So you thought there was not much going on the first 3 lines eh? Again, if you take the time to understand everything in this short program, your FIRST Robotics programming life will be less painful.

Line 3 - int main(void) {

This is actually the first line of user code. It introduces a function called main and the int indicates that it will return an integer (whole number) value to the caller. The values passed from the caller to main would go inside the parentheses. In this case, the word void indicates that main does not expect any information passed to it ( called "parameters" or "arguments"). The opening brace '{' is the start of a block of code which represents the body of the function called main. A function is like using a calculator. You enter a number, press a function, the result shows up in the display. Let's use the SIN function as an example. Type 30, press sin, the result is 0.5 ( or 0.5 = sin(30) ). If written as an expression in C:

	result = sin(degrees);
	   0.5 = sin(30)

You pass the degress to the sin function inside the parentheses and get a result returned to you (the caller) which can then be stored in a container named result. This is not an "equation" as in Math. It is an "expression" in code. Meaning it is evaluated from right to left and the '=' is an assignment operator. You can only have one term on the left side and it will receive the result of the right side. So the following is a perfectly legal software expression but would get you an 'F' in Math Class.

	result = result + sin(30);		// Mind Blown!
Line 4 - printf("Hello World!\n");

Yeay! A line of code that actually does something we can see. printf is the name of a function that resides in the stdio (standard input/output) Library. It takes whatever you pass it in the parentheses and displays it on the computer screen (if by "screen" you mean a terminal window). The text between the " " is called a string - A sequence of printable and control characters as defined by the ASCII chart. The '\n' represents the newline character. But wait, what's with the ';' ? The semicolon marks the end of a C statement. As I mentioned, whitespace is free to be used to make things more readable. So simply using the end of a line to mark the end of a statement would not allow us to do this:

   printf (
            "A really , really, long string would have run off the right side of the page by now\n"
Line 5 - return(0);

The definition of the main function says that it returns an integer to the calling routine. In this case, main is called from the shell or command line. The operating system launches the program, calls main and expects an error code when main terminates. Returning 0 tells the shell that main terminated with no errors. Note the ';' indicating the end of the return statement.

Line 6 - }

This is the closing brace which ends the block of code that is the body of the main function.

Finally - The Robot Code

OK, let's get the poor robot moving.

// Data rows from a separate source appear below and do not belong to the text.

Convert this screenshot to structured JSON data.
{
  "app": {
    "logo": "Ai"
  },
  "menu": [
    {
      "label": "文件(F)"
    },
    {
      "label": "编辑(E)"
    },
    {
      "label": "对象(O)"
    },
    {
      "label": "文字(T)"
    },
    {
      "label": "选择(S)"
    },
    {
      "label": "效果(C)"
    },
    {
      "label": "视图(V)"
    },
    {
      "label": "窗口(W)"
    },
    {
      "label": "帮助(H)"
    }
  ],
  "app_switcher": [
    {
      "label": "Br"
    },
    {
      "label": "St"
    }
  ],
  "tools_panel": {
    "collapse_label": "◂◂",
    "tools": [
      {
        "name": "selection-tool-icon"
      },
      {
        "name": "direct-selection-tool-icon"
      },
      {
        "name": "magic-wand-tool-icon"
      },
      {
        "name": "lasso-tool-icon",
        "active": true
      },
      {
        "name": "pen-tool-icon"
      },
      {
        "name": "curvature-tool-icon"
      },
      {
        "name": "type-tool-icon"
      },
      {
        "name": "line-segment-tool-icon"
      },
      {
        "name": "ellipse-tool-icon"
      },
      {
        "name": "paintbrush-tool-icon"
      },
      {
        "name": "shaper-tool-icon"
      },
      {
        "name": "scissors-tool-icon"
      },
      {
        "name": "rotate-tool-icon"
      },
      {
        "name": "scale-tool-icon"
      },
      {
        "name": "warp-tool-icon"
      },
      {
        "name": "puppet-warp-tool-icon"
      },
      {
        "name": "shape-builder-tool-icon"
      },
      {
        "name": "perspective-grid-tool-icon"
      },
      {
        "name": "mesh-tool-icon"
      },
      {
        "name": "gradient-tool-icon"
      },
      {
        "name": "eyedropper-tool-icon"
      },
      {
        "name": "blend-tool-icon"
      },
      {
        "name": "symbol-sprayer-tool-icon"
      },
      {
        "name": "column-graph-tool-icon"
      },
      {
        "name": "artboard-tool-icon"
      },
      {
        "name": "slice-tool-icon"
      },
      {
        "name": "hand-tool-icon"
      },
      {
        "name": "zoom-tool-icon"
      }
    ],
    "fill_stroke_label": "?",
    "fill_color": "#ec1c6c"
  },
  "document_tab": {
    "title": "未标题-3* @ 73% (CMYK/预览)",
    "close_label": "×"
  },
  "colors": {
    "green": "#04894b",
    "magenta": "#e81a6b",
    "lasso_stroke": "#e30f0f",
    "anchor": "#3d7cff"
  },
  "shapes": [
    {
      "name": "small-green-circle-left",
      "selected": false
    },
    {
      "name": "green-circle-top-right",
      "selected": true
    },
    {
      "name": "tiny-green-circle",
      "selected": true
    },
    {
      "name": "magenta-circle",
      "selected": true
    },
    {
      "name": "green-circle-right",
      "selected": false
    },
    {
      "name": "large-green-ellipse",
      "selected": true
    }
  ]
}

You've probably learned by listening to your coaches and mentors that the most important thing for your robot to do is MOVE! FIRST Robotics is not a science fair it's a competitive sport. Once you get the robot moving, then you can worry about manipulators, shooters, and intakes.

It is almost ready to post, please be patient...